One such myth that very often comes to mind is that of Artemis, the daughter of Zeus and Leto, and the twin sister of Apollo. Artemis was the goddess of the wilderness, hunting and wild animals, fertility and childbirth and was armed with a bow and arrows. She was also often depicted with the crescent of the moon above her forehead. Her main vocation was to roam mountain forests and uncultivated land with her nymphs hunting down animals and mortals on occasion. Her sacred animal was the deer, which she both protected and hunted down. She was definitely a goddess of many contradictions, for she both protected and saw to the well-being, safety and reproduction of animals and hunted them. Similarly, she protected infants and women in child labour, but it was also said that her arrows brought them sudden death. Together with her brother she killed all of Niobe’s (a mortal) children. Like her brother Apollo she healed, while she also spread serious diseases, such as, leprosy. Artemis was above all very protective of her purity and gave grave punishment to anyone who attempted to dishonour her or her nymphs. For instance, while Actaeon was out hunting, he accidentally saw Artemis and her nymphs bathing naked in a pool. Incensed by this, she transformed him into a stag, and furthermore, set his own hounds upon him, which killed him unaware that the stag was their master. Artemis was very possessive and vengeful and she would show her wrath to anyone that disobeyed her laws and wishes. Even the great hero, Agamemnon, came upon the wrath of Artemis, when he killed a stag in her grove.
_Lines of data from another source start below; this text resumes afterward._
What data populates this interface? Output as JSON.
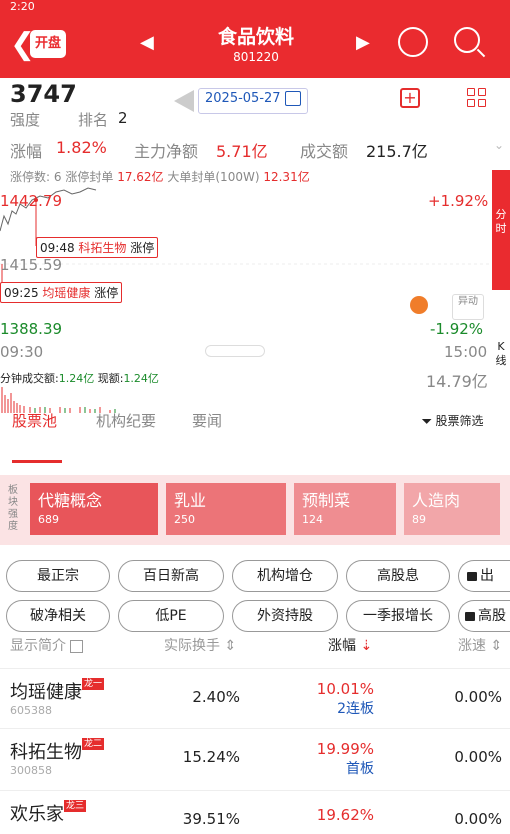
{
  "status_time": "2:20",
  "header": {
    "back_icon": "chevron-left-icon",
    "kaipan_label": "开盘",
    "title": "食品饮料",
    "subcode": "801220"
  },
  "info": {
    "strength_value": "3747",
    "strength_label": "强度",
    "rank_label": "排名",
    "rank_value": "2",
    "date": "2025-05-27",
    "change_label": "涨幅",
    "change_value": "1.82%",
    "netflow_label": "主力净额",
    "netflow_value": "5.71亿",
    "turnover_label": "成交额",
    "turnover_value": "215.7亿"
  },
  "limit_info": {
    "count_label": "涨停数:",
    "count": "6",
    "seal_label": "涨停封单",
    "seal_value": "17.62亿",
    "bigorder_label": "大单封单(100W)",
    "bigorder_value": "12.31亿"
  },
  "chart": {
    "price_high": "1442.79",
    "price_mid": "1415.59",
    "price_low": "1388.39",
    "pct_high": "+1.92%",
    "pct_low": "-1.92%",
    "time_start": "09:30",
    "time_end": "15:00",
    "tag1_time": "09:48",
    "tag1_name": "科拓生物",
    "tag1_status": "涨停",
    "tag2_time": "09:25",
    "tag2_name": "均瑶健康",
    "tag2_status": "涨停",
    "minute_vol_label": "分钟成交额:",
    "minute_vol_value": "1.24亿",
    "current_vol_label": "现额:",
    "current_vol_value": "1.24亿",
    "total_vol": "14.79亿",
    "yidong_label": "异动",
    "side_tab1": "分时",
    "side_tab2": "K线"
  },
  "tabs": [
    "股票池",
    "机构纪要",
    "要闻"
  ],
  "filter_label": "股票筛选",
  "concepts_label": "板块强度",
  "concepts": [
    {
      "name": "代糖概念",
      "count": "689"
    },
    {
      "name": "乳业",
      "count": "250"
    },
    {
      "name": "预制菜",
      "count": "124"
    },
    {
      "name": "人造肉",
      "count": "89"
    }
  ],
  "chips_row1": [
    "最正宗",
    "百日新高",
    "机构增仓",
    "高股息",
    "出"
  ],
  "chips_row2": [
    "破净相关",
    "低PE",
    "外资持股",
    "一季报增长",
    "高股"
  ],
  "table_headers": {
    "col1": "显示简介",
    "col2": "实际换手",
    "col3": "涨幅",
    "col4": "涨速"
  },
  "rows": [
    {
      "name": "均瑶健康",
      "badge": "龙一",
      "code": "605388",
      "turnover": "2.40%",
      "change": "10.01%",
      "sub": "2连板",
      "speed": "0.00%"
    },
    {
      "name": "科拓生物",
      "badge": "龙二",
      "code": "300858",
      "turnover": "15.24%",
      "change": "19.99%",
      "sub": "首板",
      "speed": "0.00%"
    },
    {
      "name": "欢乐家",
      "badge": "龙三",
      "code": "",
      "turnover": "39.51%",
      "change": "19.62%",
      "sub": "",
      "speed": "0.00%"
    }
  ]
}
Artemis punished him by becalming the sea while he was sailing towards Troy. In order to bring back the winds, she asked him to sacrifice his daughter, Iphigenia. Some versions of this myth say that he sacrificed Iphigenia; others suggest that Artemis exchanged a deer in her place, and took Iphigenia to the land of the Tauri (the Crimea) as a priestess. Another myth says that one day Hercules’s uncle asked him if he were ready for his third feat. Specifically, he asked him to bring him Artemis’ sacred deer alive. This deer ran as fast as the wind, had golden antlers and was believed to have the ability to lure people far into a strange land, from which they could not return. Artemis was similarly harsh with the nymphs that disobeyed her. She turned Callisto into a bear and then killed her with her arrow because she had allowed Zeus to seduce her and had given birth to his child. Finally, Artemis was worshiped in most Greek cities as a secondary goddess, but to the Greeks in Asia Minor (modern day Turkey) she was a prominent deity and was depicted as a fertility goddess, whereas, in mainland Greece she is mostly depicted as a huntress.

Tonya Alexandri – March, 2015